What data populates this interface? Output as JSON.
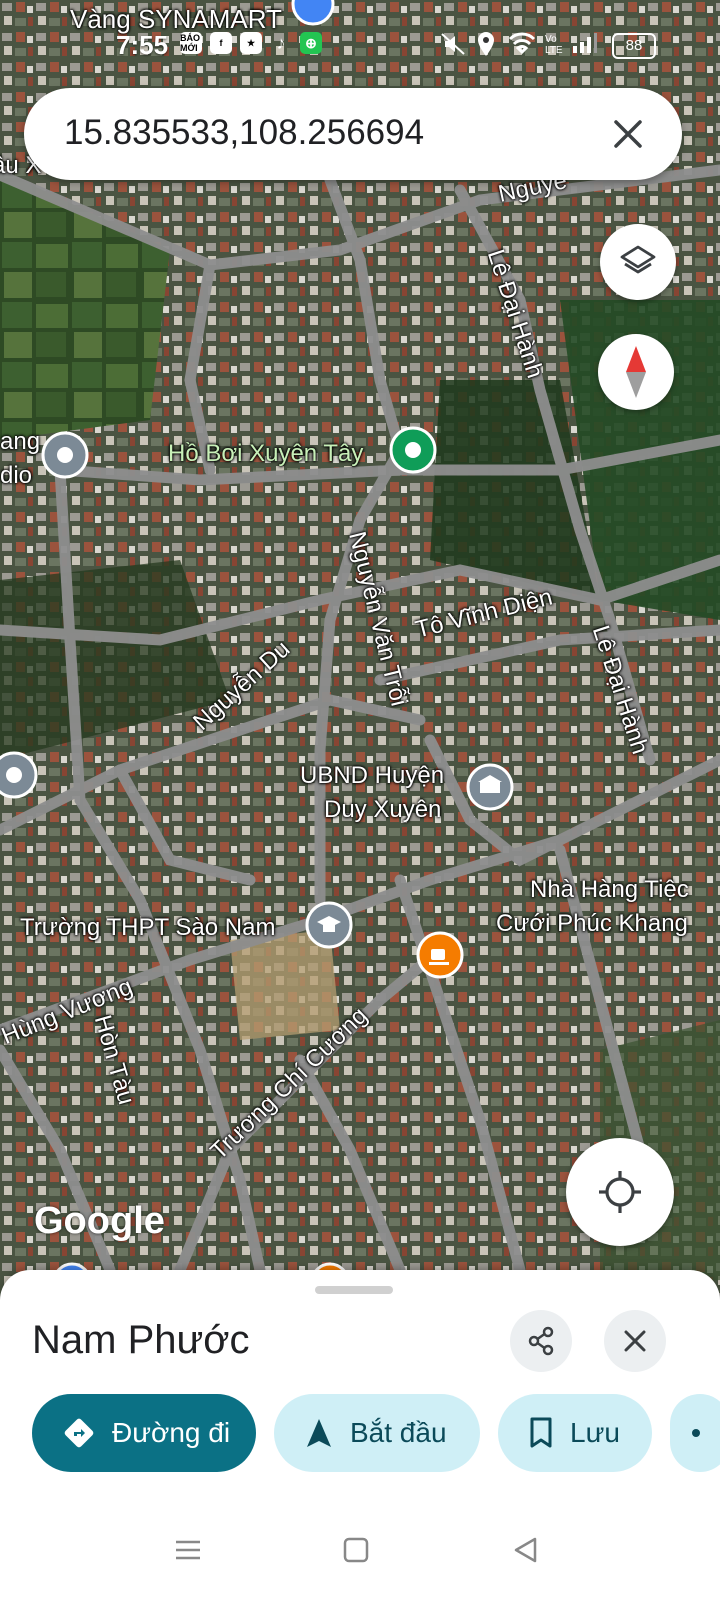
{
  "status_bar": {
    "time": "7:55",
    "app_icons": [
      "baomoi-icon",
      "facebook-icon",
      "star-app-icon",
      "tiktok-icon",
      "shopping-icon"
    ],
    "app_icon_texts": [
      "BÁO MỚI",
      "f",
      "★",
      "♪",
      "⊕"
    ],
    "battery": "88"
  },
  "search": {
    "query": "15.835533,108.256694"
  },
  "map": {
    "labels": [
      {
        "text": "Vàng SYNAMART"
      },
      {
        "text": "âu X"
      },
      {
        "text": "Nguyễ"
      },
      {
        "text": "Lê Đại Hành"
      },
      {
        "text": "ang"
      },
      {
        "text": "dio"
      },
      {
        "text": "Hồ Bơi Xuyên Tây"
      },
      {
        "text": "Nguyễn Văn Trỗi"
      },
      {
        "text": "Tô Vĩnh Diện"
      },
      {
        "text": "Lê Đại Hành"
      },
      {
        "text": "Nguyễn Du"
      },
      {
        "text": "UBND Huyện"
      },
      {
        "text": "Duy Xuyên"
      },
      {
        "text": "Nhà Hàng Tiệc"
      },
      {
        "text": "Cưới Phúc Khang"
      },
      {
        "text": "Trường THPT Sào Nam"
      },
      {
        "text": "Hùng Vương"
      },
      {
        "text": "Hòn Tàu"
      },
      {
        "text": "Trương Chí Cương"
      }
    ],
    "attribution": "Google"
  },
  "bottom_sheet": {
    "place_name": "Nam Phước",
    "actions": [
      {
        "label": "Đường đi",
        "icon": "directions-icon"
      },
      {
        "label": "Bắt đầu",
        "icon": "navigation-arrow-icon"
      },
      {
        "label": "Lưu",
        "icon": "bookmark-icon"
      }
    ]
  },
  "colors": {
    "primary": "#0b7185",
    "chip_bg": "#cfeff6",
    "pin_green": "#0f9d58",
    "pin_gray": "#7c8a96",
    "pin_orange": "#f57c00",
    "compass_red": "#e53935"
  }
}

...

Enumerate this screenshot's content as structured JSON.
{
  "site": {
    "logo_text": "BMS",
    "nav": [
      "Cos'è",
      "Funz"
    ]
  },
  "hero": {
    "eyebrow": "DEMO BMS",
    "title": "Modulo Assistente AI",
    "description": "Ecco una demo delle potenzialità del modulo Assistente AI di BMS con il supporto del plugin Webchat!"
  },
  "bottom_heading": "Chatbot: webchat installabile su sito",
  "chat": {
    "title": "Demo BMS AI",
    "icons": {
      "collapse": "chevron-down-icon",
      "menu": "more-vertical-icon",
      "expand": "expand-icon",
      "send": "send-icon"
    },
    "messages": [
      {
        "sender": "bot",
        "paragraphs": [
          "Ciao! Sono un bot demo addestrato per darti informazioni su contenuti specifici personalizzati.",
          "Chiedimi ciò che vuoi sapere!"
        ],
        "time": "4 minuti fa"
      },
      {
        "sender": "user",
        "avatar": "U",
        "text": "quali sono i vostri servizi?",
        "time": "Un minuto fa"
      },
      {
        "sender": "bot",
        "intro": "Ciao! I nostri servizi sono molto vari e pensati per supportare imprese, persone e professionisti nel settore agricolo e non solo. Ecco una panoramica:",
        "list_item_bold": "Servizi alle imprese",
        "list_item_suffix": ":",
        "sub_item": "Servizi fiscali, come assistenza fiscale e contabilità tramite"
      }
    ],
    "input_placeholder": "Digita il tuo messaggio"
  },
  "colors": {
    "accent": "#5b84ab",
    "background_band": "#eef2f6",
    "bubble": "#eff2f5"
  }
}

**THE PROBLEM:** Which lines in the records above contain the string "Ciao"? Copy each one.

**WRITTEN RESPONSE:**
          "Ciao! Sono un bot demo addestrato per darti informazioni su contenuti specifici personalizzati.",
        "intro": "Ciao! I nostri servizi sono molto vari e pensati per supportare imprese, persone e professionisti nel settore agricolo e non solo. Ecco una panoramica:",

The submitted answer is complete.